When it comes to racism and discrimination, people of colour — also known as POC — have quite a bit in common.
Though the term has been used as far back as 1796, when it was used to describe light-skinned mixed people, the term began gaining popularity again in the 1970s and was used to describe anyone who wasn’t white. Folks thought it sounded better than just saying non-white people.
Because people of colour have experienced, and continue to experience, many of the same issues, the idea of solidarity arose. Why not band together and present a united front against their common issues?
POC solidarity refers to unity and agreement held among people of colour in which we all come together and fight against common issues. This usually involves incidences of racism and discrimination.
Though this sounds all well and good, and has definitely been practised successfully in the past, there are some inherent issues that arise due to pre-existing power structures.
POC solidarity is hard to claim when many races barely have solidarity within their own groups. Colourism is a key factor for the divide among coloured people.
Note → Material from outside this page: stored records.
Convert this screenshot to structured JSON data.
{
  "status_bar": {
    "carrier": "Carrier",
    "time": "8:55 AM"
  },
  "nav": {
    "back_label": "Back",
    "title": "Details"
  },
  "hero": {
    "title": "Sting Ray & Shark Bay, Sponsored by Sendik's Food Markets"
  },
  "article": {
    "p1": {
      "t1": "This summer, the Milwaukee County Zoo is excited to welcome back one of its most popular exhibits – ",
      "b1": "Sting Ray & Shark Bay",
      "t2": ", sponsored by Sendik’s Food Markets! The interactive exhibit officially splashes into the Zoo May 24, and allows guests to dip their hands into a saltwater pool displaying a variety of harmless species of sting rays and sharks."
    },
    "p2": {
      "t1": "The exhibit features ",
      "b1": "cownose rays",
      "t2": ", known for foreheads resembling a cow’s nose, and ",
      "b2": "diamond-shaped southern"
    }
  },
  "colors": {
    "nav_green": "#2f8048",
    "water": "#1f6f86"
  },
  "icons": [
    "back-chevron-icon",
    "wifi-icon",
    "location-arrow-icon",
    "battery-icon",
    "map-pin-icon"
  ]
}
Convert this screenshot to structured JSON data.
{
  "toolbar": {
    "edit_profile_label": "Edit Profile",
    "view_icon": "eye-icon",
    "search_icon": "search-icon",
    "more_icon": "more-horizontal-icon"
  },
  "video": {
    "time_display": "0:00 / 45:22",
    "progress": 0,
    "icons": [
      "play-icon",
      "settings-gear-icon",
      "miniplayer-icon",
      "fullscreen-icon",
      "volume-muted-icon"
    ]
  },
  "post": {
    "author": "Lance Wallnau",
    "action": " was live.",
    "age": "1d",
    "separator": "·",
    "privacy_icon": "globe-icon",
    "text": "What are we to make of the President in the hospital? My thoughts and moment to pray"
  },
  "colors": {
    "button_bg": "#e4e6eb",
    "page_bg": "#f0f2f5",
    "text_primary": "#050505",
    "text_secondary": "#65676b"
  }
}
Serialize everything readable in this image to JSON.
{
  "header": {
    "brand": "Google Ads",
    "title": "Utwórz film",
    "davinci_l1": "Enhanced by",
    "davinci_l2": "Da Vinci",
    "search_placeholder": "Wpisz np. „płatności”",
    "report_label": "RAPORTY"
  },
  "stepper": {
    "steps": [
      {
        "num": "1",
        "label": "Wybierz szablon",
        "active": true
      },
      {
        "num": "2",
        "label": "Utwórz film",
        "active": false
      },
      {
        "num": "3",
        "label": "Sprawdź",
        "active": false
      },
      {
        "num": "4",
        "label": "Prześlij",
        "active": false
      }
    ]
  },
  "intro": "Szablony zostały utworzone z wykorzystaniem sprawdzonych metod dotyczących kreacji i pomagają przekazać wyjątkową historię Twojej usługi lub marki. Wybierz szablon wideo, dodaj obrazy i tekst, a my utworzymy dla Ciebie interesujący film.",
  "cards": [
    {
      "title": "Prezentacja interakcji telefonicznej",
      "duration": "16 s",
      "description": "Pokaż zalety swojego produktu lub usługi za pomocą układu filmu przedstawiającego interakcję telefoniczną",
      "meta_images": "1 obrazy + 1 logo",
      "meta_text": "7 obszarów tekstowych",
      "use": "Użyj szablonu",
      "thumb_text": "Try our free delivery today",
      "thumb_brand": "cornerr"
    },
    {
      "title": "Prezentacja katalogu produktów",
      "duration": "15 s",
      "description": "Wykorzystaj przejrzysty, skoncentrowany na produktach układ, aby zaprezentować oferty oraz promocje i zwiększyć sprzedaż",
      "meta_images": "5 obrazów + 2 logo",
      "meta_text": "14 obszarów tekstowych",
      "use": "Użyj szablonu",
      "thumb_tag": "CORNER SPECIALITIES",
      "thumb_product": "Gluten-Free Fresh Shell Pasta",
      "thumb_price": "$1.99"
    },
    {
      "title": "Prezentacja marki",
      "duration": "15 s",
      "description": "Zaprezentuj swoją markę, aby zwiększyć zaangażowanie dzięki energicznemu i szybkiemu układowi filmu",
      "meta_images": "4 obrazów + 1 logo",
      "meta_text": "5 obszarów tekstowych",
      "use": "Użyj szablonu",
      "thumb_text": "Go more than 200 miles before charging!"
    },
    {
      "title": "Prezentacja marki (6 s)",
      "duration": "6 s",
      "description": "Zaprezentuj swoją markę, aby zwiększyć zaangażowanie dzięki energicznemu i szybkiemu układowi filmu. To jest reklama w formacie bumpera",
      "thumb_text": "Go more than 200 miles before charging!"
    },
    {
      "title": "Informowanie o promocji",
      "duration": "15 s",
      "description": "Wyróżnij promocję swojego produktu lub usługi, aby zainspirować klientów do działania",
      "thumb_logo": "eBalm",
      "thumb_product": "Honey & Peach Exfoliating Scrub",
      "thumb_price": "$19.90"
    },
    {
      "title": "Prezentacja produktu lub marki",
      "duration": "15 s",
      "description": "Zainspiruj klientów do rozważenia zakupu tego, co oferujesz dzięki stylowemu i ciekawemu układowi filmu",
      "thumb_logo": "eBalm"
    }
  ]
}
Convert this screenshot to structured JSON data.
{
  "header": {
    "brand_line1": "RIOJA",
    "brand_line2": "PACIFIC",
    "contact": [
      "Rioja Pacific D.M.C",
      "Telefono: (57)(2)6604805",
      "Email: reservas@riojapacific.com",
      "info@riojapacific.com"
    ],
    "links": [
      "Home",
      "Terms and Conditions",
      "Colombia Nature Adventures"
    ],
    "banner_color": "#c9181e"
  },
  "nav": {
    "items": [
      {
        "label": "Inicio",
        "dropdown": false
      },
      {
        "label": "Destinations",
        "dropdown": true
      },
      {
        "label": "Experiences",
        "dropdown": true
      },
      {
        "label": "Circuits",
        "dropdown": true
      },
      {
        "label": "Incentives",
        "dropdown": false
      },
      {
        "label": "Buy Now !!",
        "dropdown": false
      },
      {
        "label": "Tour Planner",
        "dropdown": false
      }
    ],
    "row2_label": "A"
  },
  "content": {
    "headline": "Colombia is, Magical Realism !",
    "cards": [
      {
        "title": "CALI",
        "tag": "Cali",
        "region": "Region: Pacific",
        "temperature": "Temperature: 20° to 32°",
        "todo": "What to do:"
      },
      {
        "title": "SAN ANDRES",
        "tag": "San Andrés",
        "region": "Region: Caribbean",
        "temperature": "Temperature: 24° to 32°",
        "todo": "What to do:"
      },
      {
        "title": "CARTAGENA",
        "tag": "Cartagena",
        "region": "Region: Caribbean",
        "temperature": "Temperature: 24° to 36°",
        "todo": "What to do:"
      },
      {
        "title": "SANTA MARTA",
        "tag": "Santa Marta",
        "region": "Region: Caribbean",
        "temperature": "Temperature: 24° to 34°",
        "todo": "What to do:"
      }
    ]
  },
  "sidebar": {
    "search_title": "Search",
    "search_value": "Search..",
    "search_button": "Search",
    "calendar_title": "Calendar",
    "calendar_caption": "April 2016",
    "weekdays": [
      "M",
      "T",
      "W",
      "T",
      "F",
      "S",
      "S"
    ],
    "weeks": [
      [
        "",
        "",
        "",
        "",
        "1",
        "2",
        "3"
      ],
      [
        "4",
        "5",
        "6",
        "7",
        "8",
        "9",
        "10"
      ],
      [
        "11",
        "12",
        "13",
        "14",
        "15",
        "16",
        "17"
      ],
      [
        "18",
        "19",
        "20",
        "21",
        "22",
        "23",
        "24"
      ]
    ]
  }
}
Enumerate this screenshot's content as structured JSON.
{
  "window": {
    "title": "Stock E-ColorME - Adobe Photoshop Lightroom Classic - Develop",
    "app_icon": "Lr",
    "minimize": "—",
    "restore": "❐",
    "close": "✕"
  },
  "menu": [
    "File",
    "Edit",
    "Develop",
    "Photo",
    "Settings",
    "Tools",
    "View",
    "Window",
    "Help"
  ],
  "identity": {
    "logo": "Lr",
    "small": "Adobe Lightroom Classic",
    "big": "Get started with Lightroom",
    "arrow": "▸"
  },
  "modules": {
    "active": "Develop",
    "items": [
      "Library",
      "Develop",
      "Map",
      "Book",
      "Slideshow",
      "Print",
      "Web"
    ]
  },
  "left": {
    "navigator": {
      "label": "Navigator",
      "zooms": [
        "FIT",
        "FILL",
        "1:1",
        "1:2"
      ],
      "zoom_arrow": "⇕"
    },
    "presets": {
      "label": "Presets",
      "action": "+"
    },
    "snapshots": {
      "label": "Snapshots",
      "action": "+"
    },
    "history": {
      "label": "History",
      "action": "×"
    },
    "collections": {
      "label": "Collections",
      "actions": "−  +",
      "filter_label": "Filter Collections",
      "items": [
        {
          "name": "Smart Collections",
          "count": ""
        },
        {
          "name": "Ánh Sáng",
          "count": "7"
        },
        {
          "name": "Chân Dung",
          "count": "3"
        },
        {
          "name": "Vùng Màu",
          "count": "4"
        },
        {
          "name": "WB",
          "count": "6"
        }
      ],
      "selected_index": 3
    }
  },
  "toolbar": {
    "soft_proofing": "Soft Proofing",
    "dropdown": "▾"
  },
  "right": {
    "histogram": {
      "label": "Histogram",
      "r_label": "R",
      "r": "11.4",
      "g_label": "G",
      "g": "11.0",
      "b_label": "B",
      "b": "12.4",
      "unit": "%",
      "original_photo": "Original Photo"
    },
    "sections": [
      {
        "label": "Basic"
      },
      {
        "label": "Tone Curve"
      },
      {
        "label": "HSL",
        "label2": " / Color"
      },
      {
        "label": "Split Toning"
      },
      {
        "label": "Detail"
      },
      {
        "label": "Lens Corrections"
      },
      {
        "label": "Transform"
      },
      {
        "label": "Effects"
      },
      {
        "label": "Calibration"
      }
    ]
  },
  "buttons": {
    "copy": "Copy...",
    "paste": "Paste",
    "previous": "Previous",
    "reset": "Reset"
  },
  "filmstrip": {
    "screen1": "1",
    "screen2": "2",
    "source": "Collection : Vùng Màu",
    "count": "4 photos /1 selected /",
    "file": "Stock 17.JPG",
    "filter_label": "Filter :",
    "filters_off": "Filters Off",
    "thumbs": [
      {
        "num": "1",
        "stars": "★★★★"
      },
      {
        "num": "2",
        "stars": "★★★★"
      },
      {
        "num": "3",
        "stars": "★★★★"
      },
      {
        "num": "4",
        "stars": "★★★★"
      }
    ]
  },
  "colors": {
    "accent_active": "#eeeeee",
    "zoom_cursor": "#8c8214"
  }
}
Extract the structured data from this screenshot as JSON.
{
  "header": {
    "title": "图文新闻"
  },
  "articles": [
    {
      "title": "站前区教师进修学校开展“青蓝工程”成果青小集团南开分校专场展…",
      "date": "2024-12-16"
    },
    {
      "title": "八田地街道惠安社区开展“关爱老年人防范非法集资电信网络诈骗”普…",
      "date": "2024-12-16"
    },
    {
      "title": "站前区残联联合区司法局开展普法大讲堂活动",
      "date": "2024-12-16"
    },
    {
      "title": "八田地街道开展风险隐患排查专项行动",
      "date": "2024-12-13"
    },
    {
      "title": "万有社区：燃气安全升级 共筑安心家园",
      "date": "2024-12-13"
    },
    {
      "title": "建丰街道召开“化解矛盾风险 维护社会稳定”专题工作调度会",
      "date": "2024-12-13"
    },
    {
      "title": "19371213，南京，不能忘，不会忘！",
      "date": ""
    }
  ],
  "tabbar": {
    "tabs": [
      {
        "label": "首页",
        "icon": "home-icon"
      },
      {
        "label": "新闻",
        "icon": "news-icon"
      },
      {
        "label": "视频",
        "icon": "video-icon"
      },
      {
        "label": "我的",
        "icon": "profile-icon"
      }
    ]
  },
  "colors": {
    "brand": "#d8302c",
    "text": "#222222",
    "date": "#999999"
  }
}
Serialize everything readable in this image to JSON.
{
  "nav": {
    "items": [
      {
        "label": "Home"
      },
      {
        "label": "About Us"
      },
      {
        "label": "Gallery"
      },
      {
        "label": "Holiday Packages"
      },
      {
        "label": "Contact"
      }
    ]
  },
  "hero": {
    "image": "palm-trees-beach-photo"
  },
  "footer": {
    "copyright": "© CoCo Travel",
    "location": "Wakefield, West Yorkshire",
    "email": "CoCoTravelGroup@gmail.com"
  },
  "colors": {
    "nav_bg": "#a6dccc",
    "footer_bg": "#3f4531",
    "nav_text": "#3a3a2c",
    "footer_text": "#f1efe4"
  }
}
A dark-skinned brown person and a light-skinned brown person do not experience racism in the same way.
How can we fight for common goals alongside people of other races when we can barely accept people of our own race?
As a light-skinned brown person — Aqsa here, hi — I am noticeably not white, but I do have the privilege of having very light skin. Within the South Asian community, lighter skin is an aspiration while darker brown skin is looked down upon.
This extends outside our own race and onto other POC. Many brown people are anti-black and racist towards darker-skinned, black and Indigenous peoples. The origin of this issue can be traced back to a belief in a racial hierarchy.
This hierarchy organizes certain racial groups as superior or inferior to others. White people are at the top and black people are at the bottom, so there is a scramble among POC to get closer to the top of the hierarchy — even if it means that you’re climbing on the backs of other racial groups.
Black people usually end up at the bottom of the list, and this has caused anti-black sentiments to grow among other ethnic groups. As a black woman in Canada — Tomi talking now — I have experienced racism at the hands of white people while also being discriminated against by other minorities.
Colourism and racial hierarchy play a huge role in the struggle for POC solidarity. Colourism predates colonization and is seen in South Asia with structures like the caste system, which divides people by skin colour.
However, POC were pitted against each other as the white race colonized their land, increasing the divide between them.
While black, brown and people anywhere in between face racism in North America, different groups experience it in different ways. Coloured people have always been in North America — prior to colonization, Indigenous peoples inhabited this land — yet Indigenous groups are the subject of racism, not only from white settlers but from peoples of all colours.
The crux of the issue is that the term POC gets its meaning from what it’s not, as opposed to what it is. It covers a widely diverse and varied group of people who all happen to have experienced racism at the hands of white people, but it also lumps together groups of people who come with vastly different belief systems and walks of life.
While POC solidarity is a tall order to ask of people who constantly experience discrimination and are pitted against each other, it is not impossible. Every POC group has different, nuanced needs and issues specific to their communities, and we can’t help each other if we don’t listen to each other.
Listen to the voices of other coloured people, work on your own internalized prejudices and actively try to be better to the people around you. That is the start of the road to real POC solidarity that works.
This op-ed was written by University of Saskatchewan undergraduate students and reflects the views and opinions of the writer. If you would like to write a rebuttal, please email firstname.lastname@example.org.
Tomilola Ojo/ Culture Editor
Aqsa Hussain/ Layout Manager
Graphic: Shawna Langer/ Graphics Editor